*Brief*: Write only the number of lines in the records beneath that hold "screenshot".

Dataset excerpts
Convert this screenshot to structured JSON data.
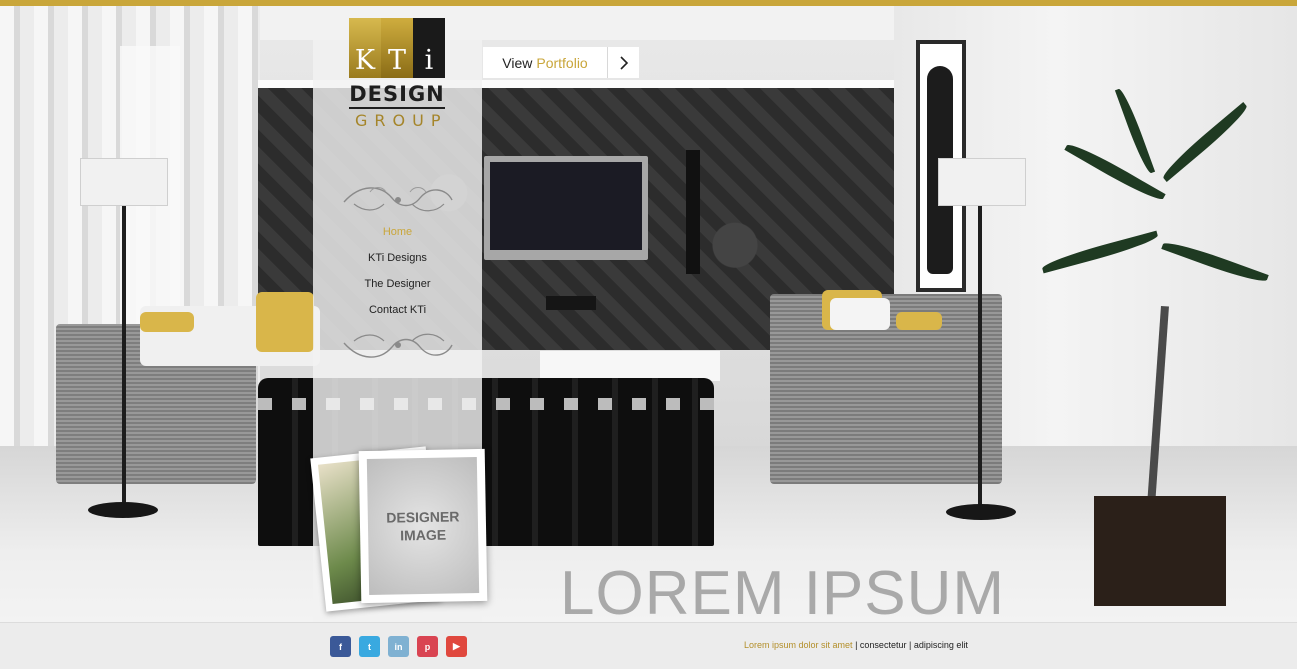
{
  "brand": {
    "letters": [
      "K",
      "T",
      "i"
    ],
    "design": "DESIGN",
    "group": "GROUP",
    "colors": {
      "gold": "#c9a63a",
      "dark": "#1a1a1a"
    }
  },
  "nav": {
    "items": [
      {
        "label": "Home",
        "active": true
      },
      {
        "label": "KTi Designs",
        "active": false
      },
      {
        "label": "The Designer",
        "active": false
      },
      {
        "label": "Contact KTi",
        "active": false
      }
    ]
  },
  "portfolio_button": {
    "label_prefix": "View",
    "label_accent": "Portfolio",
    "icon": "chevron-right-icon"
  },
  "designer_photo": {
    "line1": "DESIGNER",
    "line2": "IMAGE"
  },
  "watermark": "LOREM IPSUM",
  "footer": {
    "social": [
      {
        "name": "facebook-icon",
        "glyph": "f",
        "color": "#3b5998"
      },
      {
        "name": "twitter-icon",
        "glyph": "t",
        "color": "#39a9e0"
      },
      {
        "name": "linkedin-icon",
        "glyph": "in",
        "color": "#7fb1d2"
      },
      {
        "name": "pinterest-icon",
        "glyph": "p",
        "color": "#d94452"
      },
      {
        "name": "youtube-icon",
        "glyph": "▶",
        "color": "#e0483e"
      }
    ],
    "text_accent": "Lorem ipsum dolor sit amet",
    "separator": "|",
    "text_part2": "consectetur",
    "text_part3": "adipiscing elit"
  }
}
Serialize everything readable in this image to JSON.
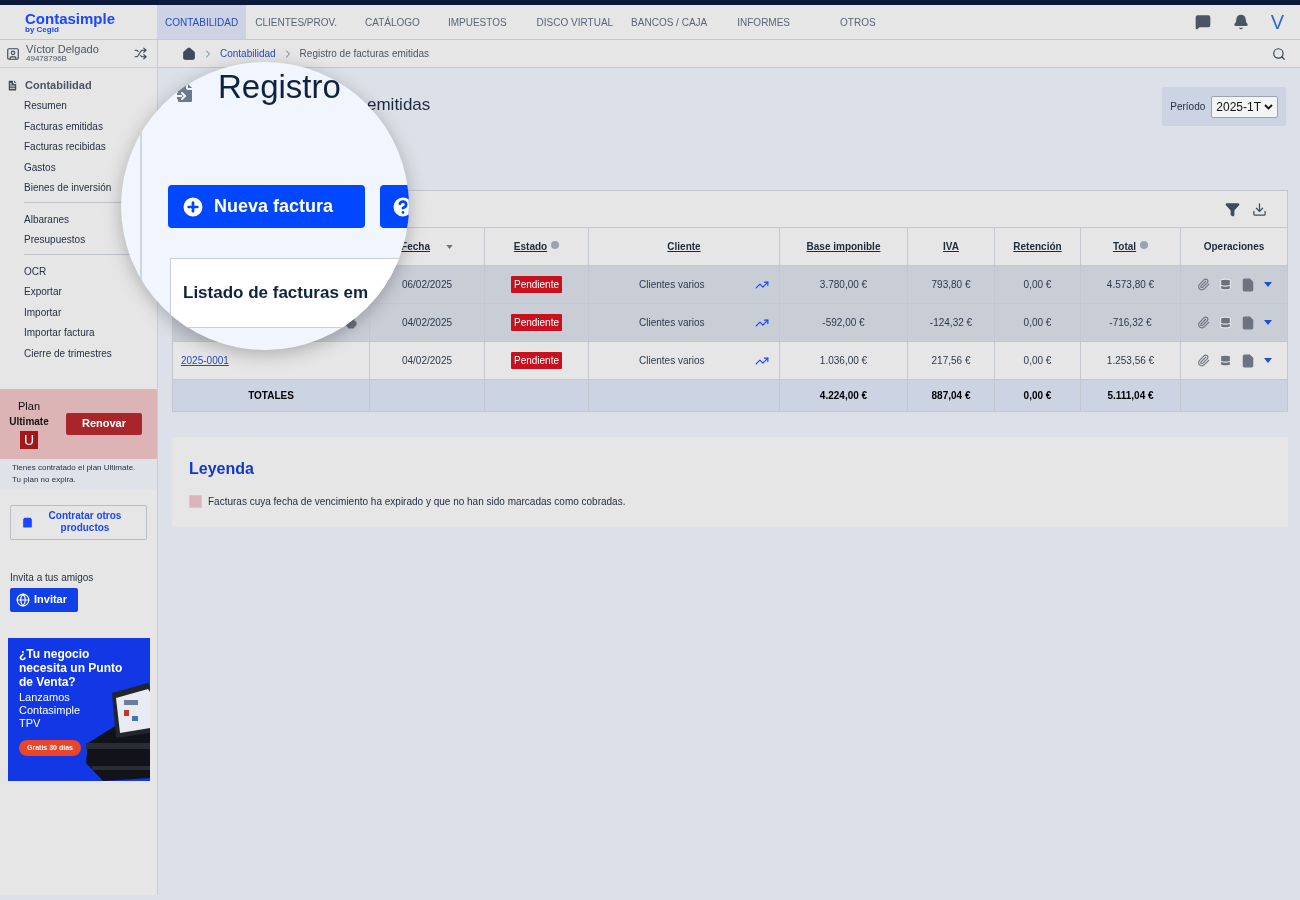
{
  "app": {
    "logo": "Contasimple",
    "logo_sub": "by Cegid",
    "user_initial": "V"
  },
  "nav": [
    {
      "label": "CONTABILIDAD",
      "selected": true
    },
    {
      "label": "CLIENTES/PROV.",
      "selected": false
    },
    {
      "label": "CATÁLOGO",
      "selected": false
    },
    {
      "label": "IMPUESTOS",
      "selected": false
    },
    {
      "label": "DISCO VIRTUAL",
      "selected": false
    },
    {
      "label": "BANCOS / CAJA",
      "selected": false
    },
    {
      "label": "INFORMES",
      "selected": false
    },
    {
      "label": "OTROS",
      "selected": false
    }
  ],
  "user": {
    "name": "Víctor Delgado",
    "id": "49478796B"
  },
  "breadcrumb": [
    "Contabilidad",
    "Registro de facturas emitidas"
  ],
  "sidebar": {
    "section": "Contabilidad",
    "groups": [
      [
        "Resumen",
        "Facturas emitidas",
        "Facturas recibidas",
        "Gastos",
        "Bienes de inversión"
      ],
      [
        "Albaranes",
        "Presupuestos"
      ],
      [
        "OCR",
        "Exportar",
        "Importar",
        "Importar factura",
        "Cierre de trimestres"
      ]
    ]
  },
  "plan": {
    "label": "Plan",
    "name": "Ultimate",
    "badge": "U",
    "button": "Renovar",
    "note": [
      "Tienes contratado el plan Ultimate.",
      "Tu plan no expira."
    ]
  },
  "other_products_button": "Contratar otros productos",
  "invite": {
    "label": "Invita a tus amigos",
    "button": "Invitar"
  },
  "promo": {
    "headline": "¿Tu negocio necesita un Punto de Venta?",
    "text": "Lanzamos Contasimple TPV",
    "badge": "Gratis 30 días"
  },
  "page": {
    "title_visible": "emitidas",
    "period_label": "Período",
    "period_value": "2025-1T"
  },
  "magnifier": {
    "title": "Registro",
    "button": "Nueva factura",
    "card_title": "Listado de facturas em"
  },
  "table": {
    "columns": [
      {
        "label": "Fecha",
        "kind": "sort"
      },
      {
        "label": "Estado",
        "kind": "info"
      },
      {
        "label": "Cliente",
        "kind": "link"
      },
      {
        "label": "Base imponible",
        "kind": "link"
      },
      {
        "label": "IVA",
        "kind": "link"
      },
      {
        "label": "Retención",
        "kind": "link"
      },
      {
        "label": "Total",
        "kind": "info"
      },
      {
        "label": "Operaciones",
        "kind": "plain"
      }
    ],
    "rows": [
      {
        "date": "06/02/2025",
        "status": "Pendiente",
        "client": "Clientes varios",
        "base": "3.780,00 €",
        "iva": "793,80 €",
        "retention": "0,00 €",
        "total": "4.573,80 €",
        "overdue": true,
        "note": false
      },
      {
        "date": "04/02/2025",
        "status": "Pendiente",
        "client": "Clientes varios",
        "base": "-592,00 €",
        "iva": "-124,32 €",
        "retention": "0,00 €",
        "total": "-716,32 €",
        "overdue": true,
        "note": true
      },
      {
        "number": "2025-0001",
        "date": "04/02/2025",
        "status": "Pendiente",
        "client": "Clientes varios",
        "base": "1.036,00 €",
        "iva": "217,56 €",
        "retention": "0,00 €",
        "total": "1.253,56 €",
        "overdue": false,
        "note": false
      }
    ],
    "totals": {
      "label": "TOTALES",
      "base": "4.224,00 €",
      "iva": "887,04 €",
      "retention": "0,00 €",
      "total": "5.111,04 €"
    }
  },
  "legend": {
    "title": "Leyenda",
    "items": [
      {
        "text": "Facturas cuya fecha de vencimiento ha expirado y que no han sido marcadas como cobradas.",
        "color": "#dcb4bc"
      }
    ]
  }
}
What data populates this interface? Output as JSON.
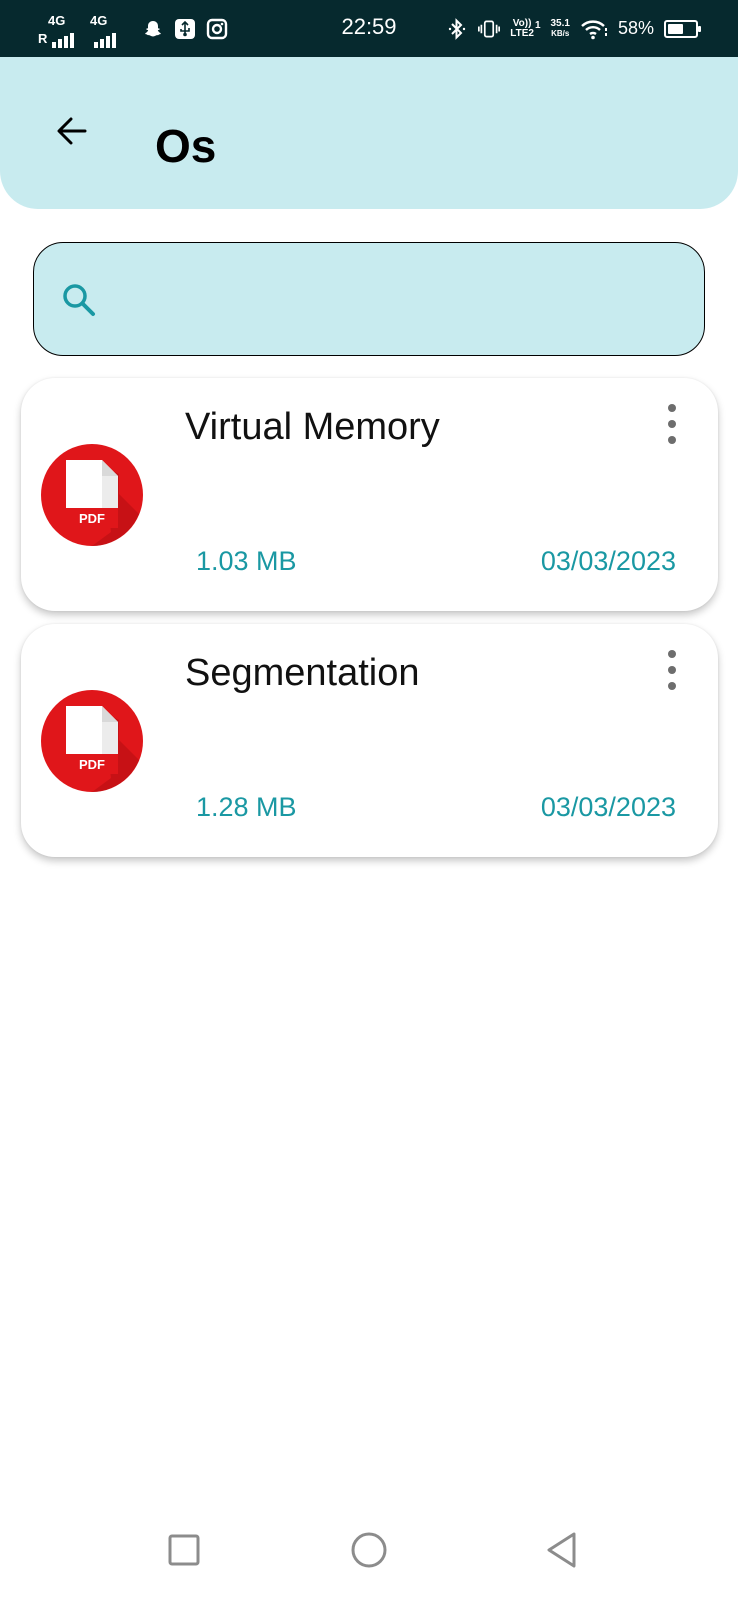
{
  "status_bar": {
    "sim1": {
      "network": "4G",
      "roaming": "R"
    },
    "sim2": {
      "network": "4G"
    },
    "time": "22:59",
    "volte": {
      "line1": "Vo))",
      "line2": "LTE2",
      "sim": "1"
    },
    "net_speed": {
      "value": "35.1",
      "unit": "KB/s"
    },
    "battery_percent": "58%",
    "battery_level": 0.58,
    "icons": [
      "signal-icon",
      "snapchat-icon",
      "usb-debug-icon",
      "instagram-icon",
      "bluetooth-icon",
      "vibrate-icon",
      "wifi-icon",
      "battery-icon"
    ]
  },
  "header": {
    "back_icon": "arrow-back-icon",
    "title": "Os"
  },
  "search": {
    "icon": "search-icon",
    "placeholder": "",
    "value": ""
  },
  "files": [
    {
      "name": "Virtual Memory",
      "size": "1.03 MB",
      "date": "03/03/2023",
      "icon": "pdf-icon",
      "icon_label": "PDF",
      "menu_icon": "more-vert-icon"
    },
    {
      "name": "Segmentation",
      "size": "1.28 MB",
      "date": "03/03/2023",
      "icon": "pdf-icon",
      "icon_label": "PDF",
      "menu_icon": "more-vert-icon"
    }
  ],
  "nav_bar": {
    "buttons": [
      "recents-square-icon",
      "home-circle-icon",
      "back-triangle-icon"
    ]
  },
  "colors": {
    "status_bar_bg": "#06292e",
    "header_bg": "#c8ebef",
    "accent_text": "#1a98a3",
    "pdf_red": "#e0161a"
  }
}
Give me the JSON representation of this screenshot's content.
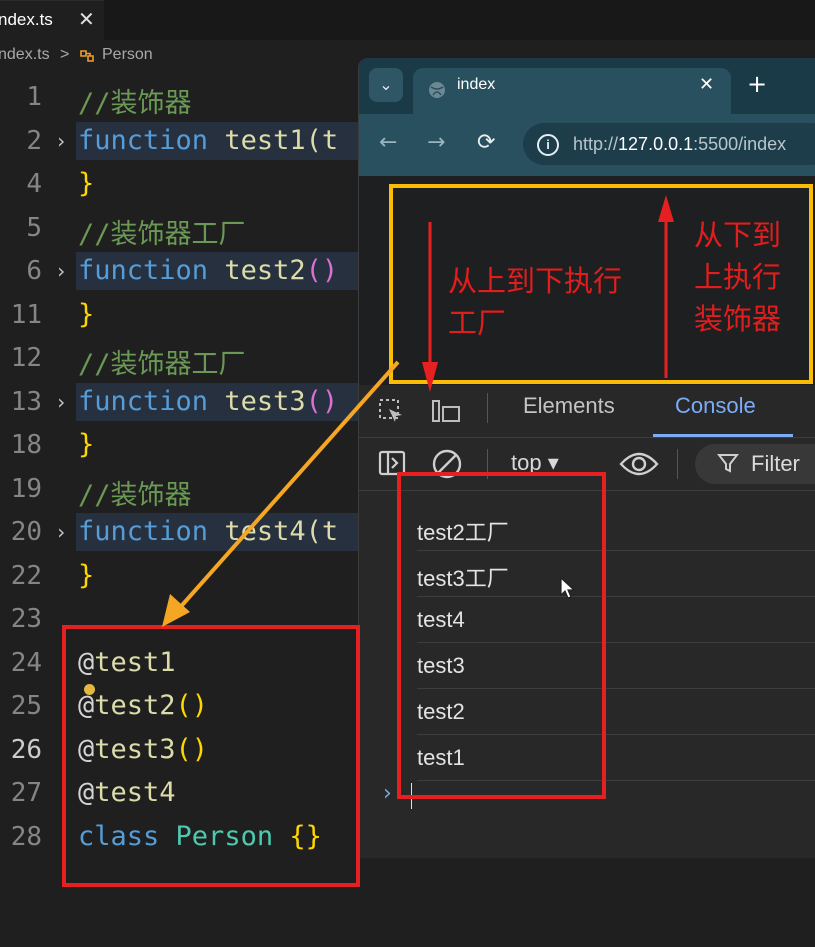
{
  "editor": {
    "tab": {
      "filename": "ndex.ts",
      "close": "✕"
    },
    "breadcrumb": {
      "file": "ndex.ts",
      "separator": ">",
      "symbol": "Person"
    },
    "lines": [
      {
        "no": "1",
        "parts": [
          {
            "t": "//装饰器",
            "c": "comment"
          }
        ]
      },
      {
        "no": "2",
        "fold": true,
        "hl": true,
        "parts": [
          {
            "t": "function",
            "c": "kw"
          },
          {
            "t": " ",
            "c": "at"
          },
          {
            "t": "test1",
            "c": "fn"
          },
          {
            "t": "(t",
            "c": "fn"
          }
        ]
      },
      {
        "no": "4",
        "parts": [
          {
            "t": "}",
            "c": "brace"
          }
        ]
      },
      {
        "no": "5",
        "parts": [
          {
            "t": "//装饰器工厂",
            "c": "comment"
          }
        ]
      },
      {
        "no": "6",
        "fold": true,
        "hl": true,
        "parts": [
          {
            "t": "function",
            "c": "kw"
          },
          {
            "t": " ",
            "c": "at"
          },
          {
            "t": "test2",
            "c": "fn"
          },
          {
            "t": "()",
            "c": "paren"
          }
        ]
      },
      {
        "no": "11",
        "parts": [
          {
            "t": "}",
            "c": "brace"
          }
        ]
      },
      {
        "no": "12",
        "parts": [
          {
            "t": "//装饰器工厂",
            "c": "comment"
          }
        ]
      },
      {
        "no": "13",
        "fold": true,
        "hl": true,
        "parts": [
          {
            "t": "function",
            "c": "kw"
          },
          {
            "t": " ",
            "c": "at"
          },
          {
            "t": "test3",
            "c": "fn"
          },
          {
            "t": "()",
            "c": "paren"
          }
        ]
      },
      {
        "no": "18",
        "parts": [
          {
            "t": "}",
            "c": "brace"
          }
        ]
      },
      {
        "no": "19",
        "parts": [
          {
            "t": "//装饰器",
            "c": "comment"
          }
        ]
      },
      {
        "no": "20",
        "fold": true,
        "hl": true,
        "parts": [
          {
            "t": "function",
            "c": "kw"
          },
          {
            "t": " ",
            "c": "at"
          },
          {
            "t": "test4",
            "c": "fn"
          },
          {
            "t": "(t",
            "c": "fn"
          }
        ]
      },
      {
        "no": "22",
        "parts": [
          {
            "t": "}",
            "c": "brace"
          }
        ]
      },
      {
        "no": "23",
        "parts": []
      },
      {
        "no": "24",
        "parts": [
          {
            "t": "@",
            "c": "at"
          },
          {
            "t": "test1",
            "c": "deco"
          }
        ]
      },
      {
        "no": "25",
        "parts": [
          {
            "t": "@",
            "c": "at"
          },
          {
            "t": "test2",
            "c": "deco"
          },
          {
            "t": "()",
            "c": "brace"
          }
        ]
      },
      {
        "no": "26",
        "active": true,
        "parts": [
          {
            "t": "@",
            "c": "at"
          },
          {
            "t": "test3",
            "c": "deco"
          },
          {
            "t": "()",
            "c": "brace"
          }
        ]
      },
      {
        "no": "27",
        "parts": [
          {
            "t": "@",
            "c": "at"
          },
          {
            "t": "test4",
            "c": "deco"
          }
        ]
      },
      {
        "no": "28",
        "parts": [
          {
            "t": "class",
            "c": "kw"
          },
          {
            "t": " ",
            "c": "at"
          },
          {
            "t": "Person",
            "c": "cls"
          },
          {
            "t": " ",
            "c": "at"
          },
          {
            "t": "{}",
            "c": "brace"
          }
        ]
      }
    ]
  },
  "browser": {
    "tab_title": "index",
    "tab_close": "✕",
    "new_tab": "+",
    "url_prefix": "http://",
    "url_host": "127.0.0.1",
    "url_rest": ":5500/index",
    "devtools": {
      "tabs": {
        "elements": "Elements",
        "console": "Console"
      },
      "context": "top ▾",
      "filter": "Filter",
      "logs": [
        "test2工厂",
        "test3工厂",
        "test4",
        "test3",
        "test2",
        "test1"
      ],
      "prompt": "›"
    }
  },
  "annotations": {
    "top_down": "从上到下执行工厂",
    "top_down_lines": [
      "从上到下执行",
      "工厂"
    ],
    "bottom_up_lines": [
      "从下到",
      "上执行",
      "装饰器"
    ],
    "colors": {
      "red": "#e11d1d",
      "yellow": "#fbbc05",
      "orange": "#f5a623"
    }
  }
}
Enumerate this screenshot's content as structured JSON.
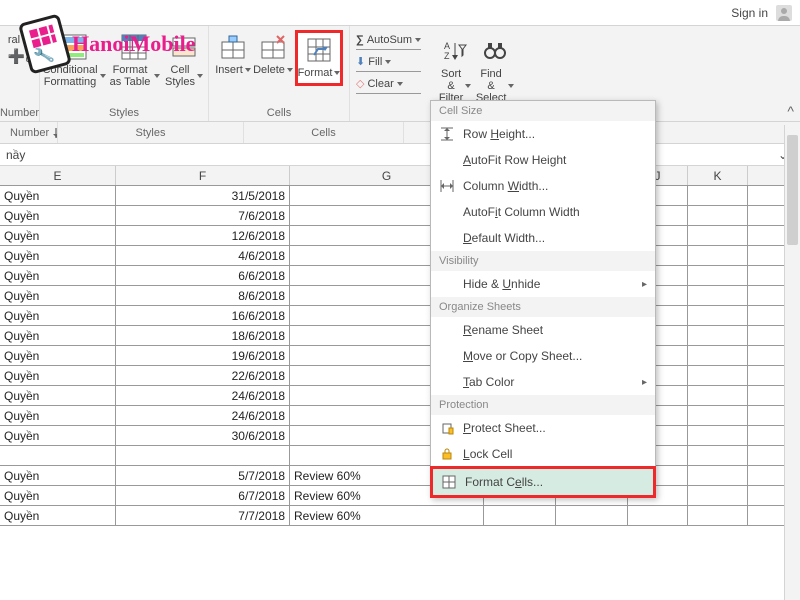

*Response for this exercise*: 3